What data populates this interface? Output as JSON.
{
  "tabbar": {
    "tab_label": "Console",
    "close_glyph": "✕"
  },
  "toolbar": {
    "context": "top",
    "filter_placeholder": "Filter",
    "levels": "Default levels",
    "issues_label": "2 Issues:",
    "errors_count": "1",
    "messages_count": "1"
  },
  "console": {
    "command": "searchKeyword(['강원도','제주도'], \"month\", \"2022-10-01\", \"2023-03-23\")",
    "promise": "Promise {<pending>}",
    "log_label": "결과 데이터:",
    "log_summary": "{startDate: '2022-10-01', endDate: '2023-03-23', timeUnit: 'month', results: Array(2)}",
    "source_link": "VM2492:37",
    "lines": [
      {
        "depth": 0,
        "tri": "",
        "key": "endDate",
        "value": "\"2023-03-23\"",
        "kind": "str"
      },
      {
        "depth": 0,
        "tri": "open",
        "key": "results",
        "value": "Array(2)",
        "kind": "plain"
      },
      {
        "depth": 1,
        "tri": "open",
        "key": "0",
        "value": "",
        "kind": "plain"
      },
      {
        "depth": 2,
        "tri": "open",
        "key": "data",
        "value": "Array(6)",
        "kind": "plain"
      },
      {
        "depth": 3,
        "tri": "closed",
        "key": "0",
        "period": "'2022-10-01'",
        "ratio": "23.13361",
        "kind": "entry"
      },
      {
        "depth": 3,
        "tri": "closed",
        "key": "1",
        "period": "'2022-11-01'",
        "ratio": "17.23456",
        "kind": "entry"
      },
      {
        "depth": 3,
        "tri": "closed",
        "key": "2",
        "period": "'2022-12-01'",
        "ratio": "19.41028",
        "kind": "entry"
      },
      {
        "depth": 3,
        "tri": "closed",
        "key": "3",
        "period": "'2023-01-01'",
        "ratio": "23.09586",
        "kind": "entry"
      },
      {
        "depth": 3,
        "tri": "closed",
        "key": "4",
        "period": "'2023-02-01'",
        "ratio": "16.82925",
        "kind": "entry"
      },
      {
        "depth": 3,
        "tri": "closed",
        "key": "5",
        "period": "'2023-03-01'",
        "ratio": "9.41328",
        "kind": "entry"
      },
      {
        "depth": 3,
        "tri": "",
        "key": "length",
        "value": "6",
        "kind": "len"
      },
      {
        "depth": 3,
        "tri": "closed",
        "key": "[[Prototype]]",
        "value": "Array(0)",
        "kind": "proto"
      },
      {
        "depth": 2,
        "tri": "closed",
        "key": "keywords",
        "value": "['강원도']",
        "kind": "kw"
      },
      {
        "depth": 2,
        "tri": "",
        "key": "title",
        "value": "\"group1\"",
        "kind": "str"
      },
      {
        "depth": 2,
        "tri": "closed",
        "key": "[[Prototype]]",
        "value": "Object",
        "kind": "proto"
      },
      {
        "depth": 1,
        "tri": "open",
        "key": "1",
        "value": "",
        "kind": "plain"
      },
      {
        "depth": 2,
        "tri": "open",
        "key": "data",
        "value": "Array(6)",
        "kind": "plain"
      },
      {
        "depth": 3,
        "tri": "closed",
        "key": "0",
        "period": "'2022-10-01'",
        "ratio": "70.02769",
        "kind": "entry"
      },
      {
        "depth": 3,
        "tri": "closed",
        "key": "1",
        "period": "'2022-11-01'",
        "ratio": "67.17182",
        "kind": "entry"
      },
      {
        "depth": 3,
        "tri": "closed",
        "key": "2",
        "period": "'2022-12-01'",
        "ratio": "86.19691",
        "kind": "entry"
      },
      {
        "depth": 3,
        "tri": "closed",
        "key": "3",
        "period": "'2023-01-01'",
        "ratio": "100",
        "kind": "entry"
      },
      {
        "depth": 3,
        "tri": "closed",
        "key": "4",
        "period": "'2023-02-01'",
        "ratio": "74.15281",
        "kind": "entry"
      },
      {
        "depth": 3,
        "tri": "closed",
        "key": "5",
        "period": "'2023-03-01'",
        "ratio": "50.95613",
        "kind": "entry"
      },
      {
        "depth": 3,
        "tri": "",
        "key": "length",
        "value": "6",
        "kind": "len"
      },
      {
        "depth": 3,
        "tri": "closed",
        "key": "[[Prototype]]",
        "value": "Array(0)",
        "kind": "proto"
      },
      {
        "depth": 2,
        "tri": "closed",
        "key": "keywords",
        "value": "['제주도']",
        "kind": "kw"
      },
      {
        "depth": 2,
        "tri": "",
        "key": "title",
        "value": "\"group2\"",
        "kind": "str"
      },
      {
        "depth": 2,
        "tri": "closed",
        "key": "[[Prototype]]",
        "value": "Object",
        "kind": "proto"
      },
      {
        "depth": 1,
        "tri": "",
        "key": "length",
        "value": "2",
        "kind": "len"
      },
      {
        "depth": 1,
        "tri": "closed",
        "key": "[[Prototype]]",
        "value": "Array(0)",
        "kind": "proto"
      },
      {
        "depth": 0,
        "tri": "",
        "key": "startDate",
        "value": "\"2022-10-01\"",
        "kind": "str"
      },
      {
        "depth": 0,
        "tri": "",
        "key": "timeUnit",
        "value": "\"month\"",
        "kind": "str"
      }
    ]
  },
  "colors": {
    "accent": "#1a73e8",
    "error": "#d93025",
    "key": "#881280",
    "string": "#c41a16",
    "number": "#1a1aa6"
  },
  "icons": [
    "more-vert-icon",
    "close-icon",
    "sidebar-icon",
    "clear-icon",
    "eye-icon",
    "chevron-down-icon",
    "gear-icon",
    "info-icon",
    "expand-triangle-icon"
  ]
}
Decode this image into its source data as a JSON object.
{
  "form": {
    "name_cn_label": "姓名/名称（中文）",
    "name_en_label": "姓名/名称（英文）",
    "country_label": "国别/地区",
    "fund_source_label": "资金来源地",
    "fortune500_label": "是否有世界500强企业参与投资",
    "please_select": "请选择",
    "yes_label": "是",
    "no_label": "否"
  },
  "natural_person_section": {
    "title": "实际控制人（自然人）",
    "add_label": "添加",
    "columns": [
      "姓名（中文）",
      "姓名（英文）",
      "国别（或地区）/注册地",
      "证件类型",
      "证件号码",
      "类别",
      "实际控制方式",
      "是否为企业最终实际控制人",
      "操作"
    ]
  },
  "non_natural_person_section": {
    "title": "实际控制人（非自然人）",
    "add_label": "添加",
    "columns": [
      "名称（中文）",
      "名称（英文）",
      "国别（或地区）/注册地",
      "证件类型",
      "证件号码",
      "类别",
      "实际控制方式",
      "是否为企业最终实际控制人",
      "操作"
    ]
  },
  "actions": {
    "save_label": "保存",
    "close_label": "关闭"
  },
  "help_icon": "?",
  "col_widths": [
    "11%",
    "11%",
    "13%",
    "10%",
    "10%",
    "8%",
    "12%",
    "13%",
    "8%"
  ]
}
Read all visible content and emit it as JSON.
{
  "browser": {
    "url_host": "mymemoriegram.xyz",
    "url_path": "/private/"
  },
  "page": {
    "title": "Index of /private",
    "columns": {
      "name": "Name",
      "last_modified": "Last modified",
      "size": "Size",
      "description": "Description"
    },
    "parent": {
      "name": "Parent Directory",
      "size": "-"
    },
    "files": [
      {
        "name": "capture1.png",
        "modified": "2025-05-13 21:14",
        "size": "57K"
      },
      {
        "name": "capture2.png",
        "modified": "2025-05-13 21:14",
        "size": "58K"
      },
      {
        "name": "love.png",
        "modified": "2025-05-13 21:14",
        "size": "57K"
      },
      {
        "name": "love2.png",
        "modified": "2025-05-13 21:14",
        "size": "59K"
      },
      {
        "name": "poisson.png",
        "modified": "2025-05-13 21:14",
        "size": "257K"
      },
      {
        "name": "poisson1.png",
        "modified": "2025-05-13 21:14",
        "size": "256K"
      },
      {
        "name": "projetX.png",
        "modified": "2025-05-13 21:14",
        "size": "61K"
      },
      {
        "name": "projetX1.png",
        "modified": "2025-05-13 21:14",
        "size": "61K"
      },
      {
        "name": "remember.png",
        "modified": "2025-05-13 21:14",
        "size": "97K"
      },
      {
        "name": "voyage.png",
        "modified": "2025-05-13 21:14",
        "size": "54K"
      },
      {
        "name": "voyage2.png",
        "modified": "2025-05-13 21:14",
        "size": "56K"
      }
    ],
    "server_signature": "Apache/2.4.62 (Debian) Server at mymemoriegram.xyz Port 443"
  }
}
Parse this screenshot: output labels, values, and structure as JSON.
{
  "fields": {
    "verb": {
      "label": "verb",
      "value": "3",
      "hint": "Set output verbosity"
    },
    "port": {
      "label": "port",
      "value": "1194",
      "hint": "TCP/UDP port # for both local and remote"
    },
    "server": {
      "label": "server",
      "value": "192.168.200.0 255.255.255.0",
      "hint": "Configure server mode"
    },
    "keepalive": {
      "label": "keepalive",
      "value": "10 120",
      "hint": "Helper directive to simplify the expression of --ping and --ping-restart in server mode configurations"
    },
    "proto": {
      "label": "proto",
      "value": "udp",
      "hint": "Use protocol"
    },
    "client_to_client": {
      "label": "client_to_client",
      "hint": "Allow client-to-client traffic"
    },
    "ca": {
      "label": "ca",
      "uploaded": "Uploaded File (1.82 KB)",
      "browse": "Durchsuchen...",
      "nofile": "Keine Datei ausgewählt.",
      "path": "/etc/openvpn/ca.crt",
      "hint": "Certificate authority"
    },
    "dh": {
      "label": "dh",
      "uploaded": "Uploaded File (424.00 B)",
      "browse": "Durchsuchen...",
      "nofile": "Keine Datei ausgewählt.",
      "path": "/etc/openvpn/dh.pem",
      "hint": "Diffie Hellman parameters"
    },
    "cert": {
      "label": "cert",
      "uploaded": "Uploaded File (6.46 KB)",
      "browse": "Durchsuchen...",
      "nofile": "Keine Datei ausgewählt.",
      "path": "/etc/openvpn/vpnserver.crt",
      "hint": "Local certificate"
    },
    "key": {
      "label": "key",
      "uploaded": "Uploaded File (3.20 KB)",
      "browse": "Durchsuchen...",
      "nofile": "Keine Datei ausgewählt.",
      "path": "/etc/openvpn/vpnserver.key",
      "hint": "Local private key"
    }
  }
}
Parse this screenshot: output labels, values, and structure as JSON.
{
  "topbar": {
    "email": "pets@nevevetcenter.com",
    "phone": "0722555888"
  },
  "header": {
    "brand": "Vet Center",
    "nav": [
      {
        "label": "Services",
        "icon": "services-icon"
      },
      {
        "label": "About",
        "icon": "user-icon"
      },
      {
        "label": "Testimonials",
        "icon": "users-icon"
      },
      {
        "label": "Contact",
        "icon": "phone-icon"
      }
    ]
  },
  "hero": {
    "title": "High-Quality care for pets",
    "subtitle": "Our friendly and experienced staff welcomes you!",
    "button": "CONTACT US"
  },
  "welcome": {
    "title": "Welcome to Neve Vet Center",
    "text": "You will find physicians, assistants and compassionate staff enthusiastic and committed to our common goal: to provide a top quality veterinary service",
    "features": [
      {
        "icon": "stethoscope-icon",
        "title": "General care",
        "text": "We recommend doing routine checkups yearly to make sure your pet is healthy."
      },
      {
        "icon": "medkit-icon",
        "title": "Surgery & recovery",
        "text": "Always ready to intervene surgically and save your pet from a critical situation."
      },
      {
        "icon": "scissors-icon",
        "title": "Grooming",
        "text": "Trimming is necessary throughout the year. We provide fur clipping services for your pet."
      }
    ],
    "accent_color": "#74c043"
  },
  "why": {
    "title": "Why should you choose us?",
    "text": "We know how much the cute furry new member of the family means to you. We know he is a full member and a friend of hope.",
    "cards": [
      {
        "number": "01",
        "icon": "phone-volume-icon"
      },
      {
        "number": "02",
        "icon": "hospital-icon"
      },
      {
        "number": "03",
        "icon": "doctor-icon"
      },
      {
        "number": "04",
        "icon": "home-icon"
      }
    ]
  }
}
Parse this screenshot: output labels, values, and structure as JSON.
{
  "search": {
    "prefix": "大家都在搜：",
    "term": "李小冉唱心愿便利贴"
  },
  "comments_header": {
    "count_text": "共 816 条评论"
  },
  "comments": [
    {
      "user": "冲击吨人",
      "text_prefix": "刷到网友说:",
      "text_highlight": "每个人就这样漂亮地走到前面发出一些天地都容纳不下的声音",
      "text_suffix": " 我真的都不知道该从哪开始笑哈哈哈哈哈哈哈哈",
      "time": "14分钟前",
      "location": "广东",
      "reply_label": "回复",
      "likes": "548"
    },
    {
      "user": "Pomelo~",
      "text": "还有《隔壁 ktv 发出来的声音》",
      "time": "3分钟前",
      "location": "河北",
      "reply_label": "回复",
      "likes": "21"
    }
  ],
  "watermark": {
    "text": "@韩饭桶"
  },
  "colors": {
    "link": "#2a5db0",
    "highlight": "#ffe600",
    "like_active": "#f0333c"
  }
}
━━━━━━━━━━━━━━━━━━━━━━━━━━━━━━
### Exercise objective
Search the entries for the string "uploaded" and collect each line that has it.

### Exercise response
      "uploaded": "Uploaded File (1.82 KB)",
      "uploaded": "Uploaded File (424.00 B)",
      "uploaded": "Uploaded File (6.46 KB)",
      "uploaded": "Uploaded File (3.20 KB)",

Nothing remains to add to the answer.